The second installment of Spalding House’s education-driven exhibition arc is Finding X, which explores the yin-yang-like relationship between mathematics and art through five smaller exhibitions.
Humans have been counting for thousands of years. First, verbally (out loud or mentally), or with fingers, and then with some kind of marking tabulation to track, measure in increments, or to assign value. This exhibition looks at ways contemporary artists use numerals and counting practices in their work. Included are works by Jonathan Borofsky, Micah Lexier, Deborah Nehmad, and Thomas Woodruff.
When the dizzying patterns of a Filipino Tinguian shaman blanket and other textiles are interpreted through simple binary codes, the connection between the modern-day computer and traditional woven textiles becomes crystal clear.

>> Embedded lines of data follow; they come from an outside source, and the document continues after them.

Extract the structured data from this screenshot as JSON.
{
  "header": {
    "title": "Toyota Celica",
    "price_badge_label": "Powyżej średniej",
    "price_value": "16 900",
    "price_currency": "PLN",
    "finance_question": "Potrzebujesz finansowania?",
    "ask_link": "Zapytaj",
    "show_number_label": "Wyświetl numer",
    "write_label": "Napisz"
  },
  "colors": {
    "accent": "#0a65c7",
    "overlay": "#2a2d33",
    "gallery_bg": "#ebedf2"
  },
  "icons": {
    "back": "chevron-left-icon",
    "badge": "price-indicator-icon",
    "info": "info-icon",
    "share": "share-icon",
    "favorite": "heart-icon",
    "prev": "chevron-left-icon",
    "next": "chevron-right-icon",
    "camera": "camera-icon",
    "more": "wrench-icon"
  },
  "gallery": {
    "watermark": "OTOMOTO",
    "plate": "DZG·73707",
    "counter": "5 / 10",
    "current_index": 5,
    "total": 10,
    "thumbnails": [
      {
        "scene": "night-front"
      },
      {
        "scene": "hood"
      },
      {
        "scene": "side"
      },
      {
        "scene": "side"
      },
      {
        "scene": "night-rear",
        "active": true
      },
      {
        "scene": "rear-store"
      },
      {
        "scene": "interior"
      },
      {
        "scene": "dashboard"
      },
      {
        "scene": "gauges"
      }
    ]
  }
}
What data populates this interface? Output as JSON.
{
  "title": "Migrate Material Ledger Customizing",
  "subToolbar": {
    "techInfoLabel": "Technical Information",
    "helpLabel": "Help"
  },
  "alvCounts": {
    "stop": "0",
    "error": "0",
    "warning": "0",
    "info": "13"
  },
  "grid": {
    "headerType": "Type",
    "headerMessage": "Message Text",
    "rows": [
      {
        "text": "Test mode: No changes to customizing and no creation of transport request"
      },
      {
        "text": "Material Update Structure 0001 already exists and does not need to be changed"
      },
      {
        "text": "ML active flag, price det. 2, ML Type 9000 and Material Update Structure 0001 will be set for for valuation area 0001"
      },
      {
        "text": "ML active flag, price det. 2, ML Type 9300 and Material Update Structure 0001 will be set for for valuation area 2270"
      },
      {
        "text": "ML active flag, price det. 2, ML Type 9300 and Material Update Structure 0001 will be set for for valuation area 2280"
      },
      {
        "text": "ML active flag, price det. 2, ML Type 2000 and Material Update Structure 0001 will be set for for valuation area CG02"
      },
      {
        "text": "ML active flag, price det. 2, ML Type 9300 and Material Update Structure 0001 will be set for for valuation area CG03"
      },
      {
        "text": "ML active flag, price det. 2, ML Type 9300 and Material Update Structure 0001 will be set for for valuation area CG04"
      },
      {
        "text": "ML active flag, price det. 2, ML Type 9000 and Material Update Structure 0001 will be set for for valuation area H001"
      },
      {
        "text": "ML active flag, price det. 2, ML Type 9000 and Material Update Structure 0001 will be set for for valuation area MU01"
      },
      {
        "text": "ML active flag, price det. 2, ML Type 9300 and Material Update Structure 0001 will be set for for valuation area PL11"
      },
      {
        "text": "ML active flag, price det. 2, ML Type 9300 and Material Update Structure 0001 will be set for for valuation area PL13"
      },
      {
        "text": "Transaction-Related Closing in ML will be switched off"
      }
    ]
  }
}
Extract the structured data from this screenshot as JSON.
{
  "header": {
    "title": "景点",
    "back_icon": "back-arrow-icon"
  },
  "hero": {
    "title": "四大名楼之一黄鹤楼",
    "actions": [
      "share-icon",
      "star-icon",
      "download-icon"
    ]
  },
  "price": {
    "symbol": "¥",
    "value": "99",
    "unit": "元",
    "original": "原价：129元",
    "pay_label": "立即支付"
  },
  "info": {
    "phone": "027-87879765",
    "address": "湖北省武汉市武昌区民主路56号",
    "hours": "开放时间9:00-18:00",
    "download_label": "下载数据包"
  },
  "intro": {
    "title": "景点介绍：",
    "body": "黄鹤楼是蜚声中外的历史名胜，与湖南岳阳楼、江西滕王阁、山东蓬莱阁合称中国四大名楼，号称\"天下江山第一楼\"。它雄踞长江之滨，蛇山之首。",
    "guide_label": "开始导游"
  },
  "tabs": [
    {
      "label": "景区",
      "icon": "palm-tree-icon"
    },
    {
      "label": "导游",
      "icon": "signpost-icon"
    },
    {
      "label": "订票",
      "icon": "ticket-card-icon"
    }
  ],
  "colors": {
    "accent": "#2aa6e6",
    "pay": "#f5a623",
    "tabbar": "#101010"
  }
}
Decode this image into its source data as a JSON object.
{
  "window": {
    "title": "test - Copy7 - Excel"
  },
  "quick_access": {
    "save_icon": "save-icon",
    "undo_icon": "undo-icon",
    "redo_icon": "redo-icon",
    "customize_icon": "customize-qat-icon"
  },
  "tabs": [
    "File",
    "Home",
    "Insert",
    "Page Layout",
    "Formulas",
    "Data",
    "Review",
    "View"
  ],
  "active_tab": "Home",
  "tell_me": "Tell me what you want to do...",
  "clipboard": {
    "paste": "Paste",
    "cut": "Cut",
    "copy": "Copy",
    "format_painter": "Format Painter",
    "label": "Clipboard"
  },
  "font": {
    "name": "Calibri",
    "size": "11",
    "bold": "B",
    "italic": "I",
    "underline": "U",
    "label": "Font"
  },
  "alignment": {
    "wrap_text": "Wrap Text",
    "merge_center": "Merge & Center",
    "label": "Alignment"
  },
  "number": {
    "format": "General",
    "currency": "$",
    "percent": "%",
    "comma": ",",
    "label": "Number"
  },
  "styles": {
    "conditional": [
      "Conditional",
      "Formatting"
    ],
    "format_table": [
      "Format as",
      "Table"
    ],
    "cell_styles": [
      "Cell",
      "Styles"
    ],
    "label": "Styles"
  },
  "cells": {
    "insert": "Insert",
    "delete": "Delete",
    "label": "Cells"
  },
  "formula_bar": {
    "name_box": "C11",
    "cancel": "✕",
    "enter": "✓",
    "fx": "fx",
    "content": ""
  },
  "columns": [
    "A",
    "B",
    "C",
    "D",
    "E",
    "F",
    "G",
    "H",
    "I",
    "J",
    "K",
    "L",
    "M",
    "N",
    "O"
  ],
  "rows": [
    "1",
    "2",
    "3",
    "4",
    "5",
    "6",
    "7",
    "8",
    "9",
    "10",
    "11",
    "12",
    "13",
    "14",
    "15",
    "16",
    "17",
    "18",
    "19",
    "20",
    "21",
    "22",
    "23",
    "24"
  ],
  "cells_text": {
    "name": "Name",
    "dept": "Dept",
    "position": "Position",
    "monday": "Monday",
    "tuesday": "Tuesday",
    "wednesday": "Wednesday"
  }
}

To no end/ Show your work
There is proof that infinity exists, but what does it look like? We turn the gallery into a workspace where students from the University of Hawai‘i–Manoa math and art departments wrap their collective minds around the question and collaborate to create infinity in the flesh.
Faces and Places
See how artists like portraitist Susanna Coffey, sculptor Elie Nadelman, and painter Charles Bartlett employ mathematic formulas to render people and places in works from the museum’s collection.
The Shape of Things
Triangles, squares, and circles serve as building blocks to the visual world. The Shape of Things bring together work by artists who utilize these elemental forms in their work. The exhibition features work by Piet Mondrian, Joseph Albers, Ilya Bolotowsky, Larry Bell, Donald Judd, Agnes Denes, John McCracken, and others.